However, towards the end of the century, in 1894, fresh efforts were made to found a mission amongst the Mapuches in Araucania, Chile. The town of Cholchol saw the establishment of a church, schools, and dispensaries by male and female missionaries. During the next three decades, the missionaries' efforts expanded through the Araucania region, including the building of further schools and hospitals. Around the same time, in 1899, the Society started working in Paraguay, in the Chaco grassland region, over the next 40 years establishing schools and industrial missions. In turn, missionaries based in Paraguay turned their attention to Uraguay,
Custodial history: The SAMS library and archive was held until 2010 at the Handsworth Centre in Sheffield.

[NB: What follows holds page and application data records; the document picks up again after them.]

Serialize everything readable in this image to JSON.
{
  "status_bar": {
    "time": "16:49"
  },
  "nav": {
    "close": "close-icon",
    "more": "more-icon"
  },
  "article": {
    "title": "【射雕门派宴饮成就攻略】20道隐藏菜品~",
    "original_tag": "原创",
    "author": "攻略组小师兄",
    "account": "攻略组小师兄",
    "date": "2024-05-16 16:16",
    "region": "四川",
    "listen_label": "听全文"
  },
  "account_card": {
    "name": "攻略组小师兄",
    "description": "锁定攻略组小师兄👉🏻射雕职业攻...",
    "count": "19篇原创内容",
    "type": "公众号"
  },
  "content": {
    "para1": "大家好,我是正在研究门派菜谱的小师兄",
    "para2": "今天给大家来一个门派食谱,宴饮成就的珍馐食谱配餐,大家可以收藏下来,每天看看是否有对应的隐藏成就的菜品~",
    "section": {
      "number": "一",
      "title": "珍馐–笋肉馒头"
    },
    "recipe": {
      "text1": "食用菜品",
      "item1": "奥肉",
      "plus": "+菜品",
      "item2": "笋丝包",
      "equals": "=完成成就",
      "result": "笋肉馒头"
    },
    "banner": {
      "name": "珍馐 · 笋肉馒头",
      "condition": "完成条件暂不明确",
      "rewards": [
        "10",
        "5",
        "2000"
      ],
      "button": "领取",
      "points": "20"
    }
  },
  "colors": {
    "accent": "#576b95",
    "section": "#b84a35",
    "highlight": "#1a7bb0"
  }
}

When the CMS and SAMS merged on February 1st of that year, the collection was moved to the Crowther Centre at Oxford.
Immediate source of acquisition:
CONTENT AND STRUCTURE
Scope and content/abstract: As well as the archives of the Society, the collection includes:
System of arrangement:
ACCESS AND USE
Conditions governing access:
Conditions governing reproduction: Permission to reproduce to be sought in writing from the Centre.
Related material: The Department of Ethnography of the British Museum holds additional slides and photographs of the South American Mission Society, as part of its Pictorial Collection. However, at the time of writing the material awaits cataloguing in order to become routinely accessible.
Archivist's note: Compiled by Caroline Brick on behalf of the Mundus Project (August 2002), with reference to:
Date(s) of descriptions: August 2002.